— DATA PROVIDED —

^^^^^^^^^^^^^^^^

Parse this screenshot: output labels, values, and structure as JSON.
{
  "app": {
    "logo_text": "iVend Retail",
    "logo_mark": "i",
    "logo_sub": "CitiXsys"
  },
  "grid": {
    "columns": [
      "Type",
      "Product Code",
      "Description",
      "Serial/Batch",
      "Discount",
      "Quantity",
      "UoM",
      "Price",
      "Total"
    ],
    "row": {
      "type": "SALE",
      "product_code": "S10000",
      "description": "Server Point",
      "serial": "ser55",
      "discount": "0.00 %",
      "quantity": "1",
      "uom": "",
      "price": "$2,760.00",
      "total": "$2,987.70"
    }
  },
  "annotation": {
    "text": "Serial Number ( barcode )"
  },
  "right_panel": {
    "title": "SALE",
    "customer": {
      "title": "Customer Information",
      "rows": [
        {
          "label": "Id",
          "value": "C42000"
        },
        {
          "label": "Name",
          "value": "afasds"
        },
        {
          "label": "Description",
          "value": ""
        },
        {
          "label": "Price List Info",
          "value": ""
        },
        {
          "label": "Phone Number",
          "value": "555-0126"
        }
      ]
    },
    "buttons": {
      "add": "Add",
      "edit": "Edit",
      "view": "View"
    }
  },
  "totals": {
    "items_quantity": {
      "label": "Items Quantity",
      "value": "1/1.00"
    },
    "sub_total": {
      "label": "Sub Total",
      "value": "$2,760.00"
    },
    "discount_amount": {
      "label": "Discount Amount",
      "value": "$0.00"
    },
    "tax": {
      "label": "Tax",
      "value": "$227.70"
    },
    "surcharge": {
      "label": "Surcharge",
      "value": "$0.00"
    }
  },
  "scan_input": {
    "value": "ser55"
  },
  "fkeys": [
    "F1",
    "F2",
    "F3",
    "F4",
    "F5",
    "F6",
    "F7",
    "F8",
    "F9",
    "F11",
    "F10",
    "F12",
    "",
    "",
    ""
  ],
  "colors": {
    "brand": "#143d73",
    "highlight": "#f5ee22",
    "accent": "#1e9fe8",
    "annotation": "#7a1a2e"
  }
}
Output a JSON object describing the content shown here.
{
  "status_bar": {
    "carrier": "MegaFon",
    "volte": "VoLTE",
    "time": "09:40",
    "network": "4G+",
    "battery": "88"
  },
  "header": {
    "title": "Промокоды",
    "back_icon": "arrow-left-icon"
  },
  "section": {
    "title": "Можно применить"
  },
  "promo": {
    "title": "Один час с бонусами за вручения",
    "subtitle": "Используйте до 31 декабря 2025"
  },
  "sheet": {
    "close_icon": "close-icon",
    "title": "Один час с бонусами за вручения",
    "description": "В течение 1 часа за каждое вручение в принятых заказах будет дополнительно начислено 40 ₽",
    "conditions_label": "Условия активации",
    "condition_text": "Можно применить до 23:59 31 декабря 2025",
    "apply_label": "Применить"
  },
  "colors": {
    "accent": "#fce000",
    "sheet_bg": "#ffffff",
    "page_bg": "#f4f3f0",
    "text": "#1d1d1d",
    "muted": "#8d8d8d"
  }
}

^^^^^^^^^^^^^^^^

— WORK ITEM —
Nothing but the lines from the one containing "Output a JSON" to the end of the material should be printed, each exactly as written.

— FINISHED EXERCISE —
Output a JSON object describing the content shown here.
{
  "status_bar": {
    "carrier": "MegaFon",
    "volte": "VoLTE",
    "time": "09:40",
    "network": "4G+",
    "battery": "88"
  },
  "header": {
    "title": "Промокоды",
    "back_icon": "arrow-left-icon"
  },
  "section": {
    "title": "Можно применить"
  },
  "promo": {
    "title": "Один час с бонусами за вручения",
    "subtitle": "Используйте до 31 декабря 2025"
  },
  "sheet": {
    "close_icon": "close-icon",
    "title": "Один час с бонусами за вручения",
    "description": "В течение 1 часа за каждое вручение в принятых заказах будет дополнительно начислено 40 ₽",
    "conditions_label": "Условия активации",
    "condition_text": "Можно применить до 23:59 31 декабря 2025",
    "apply_label": "Применить"
  },
  "colors": {
    "accent": "#fce000",
    "sheet_bg": "#ffffff",
    "page_bg": "#f4f3f0",
    "text": "#1d1d1d",
    "muted": "#8d8d8d"
  }
}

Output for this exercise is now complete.